** PROMPT **
Copy every line of the data exactly, keeping out any picture.
MATERIAL FOR THIS TASK Block Start
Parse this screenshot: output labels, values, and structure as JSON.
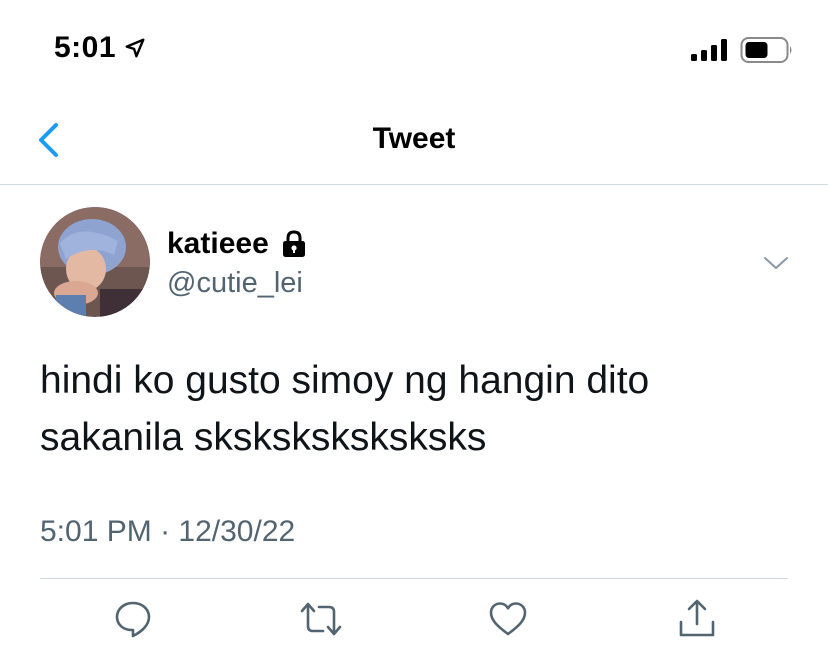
{
  "status_bar": {
    "time": "5:01",
    "icons": [
      "location-arrow-icon",
      "signal-icon",
      "battery-icon"
    ]
  },
  "nav": {
    "back_icon": "chevron-left-icon",
    "title": "Tweet"
  },
  "tweet": {
    "author": {
      "display_name": "katieee",
      "handle": "@cutie_lei",
      "protected_icon": "lock-icon",
      "avatar_icon": "profile-photo"
    },
    "text_lines": [
      "hindi ko gusto simoy ng hangin dito",
      "sakanila sksksksksksksks"
    ],
    "time": "5:01 PM",
    "separator": "·",
    "date": "12/30/22",
    "menu_icon": "chevron-down-icon"
  },
  "actions": [
    {
      "icon": "reply-icon"
    },
    {
      "icon": "retweet-icon"
    },
    {
      "icon": "like-icon"
    },
    {
      "icon": "share-icon"
    }
  ],
  "colors": {
    "accent": "#1d9bf0",
    "secondary_text": "#536471",
    "divider": "#cfd9de"
  }
}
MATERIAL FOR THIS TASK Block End
** REPLY TO THE TASK **
Parse this screenshot: output labels, values, and structure as JSON.
{
  "status_bar": {
    "time": "5:01",
    "icons": [
      "location-arrow-icon",
      "signal-icon",
      "battery-icon"
    ]
  },
  "nav": {
    "back_icon": "chevron-left-icon",
    "title": "Tweet"
  },
  "tweet": {
    "author": {
      "display_name": "katieee",
      "handle": "@cutie_lei",
      "protected_icon": "lock-icon",
      "avatar_icon": "profile-photo"
    },
    "text_lines": [
      "hindi ko gusto simoy ng hangin dito",
      "sakanila sksksksksksksks"
    ],
    "time": "5:01 PM",
    "separator": "·",
    "date": "12/30/22",
    "menu_icon": "chevron-down-icon"
  },
  "actions": [
    {
      "icon": "reply-icon"
    },
    {
      "icon": "retweet-icon"
    },
    {
      "icon": "like-icon"
    },
    {
      "icon": "share-icon"
    }
  ],
  "colors": {
    "accent": "#1d9bf0",
    "secondary_text": "#536471",
    "divider": "#cfd9de"
  }
}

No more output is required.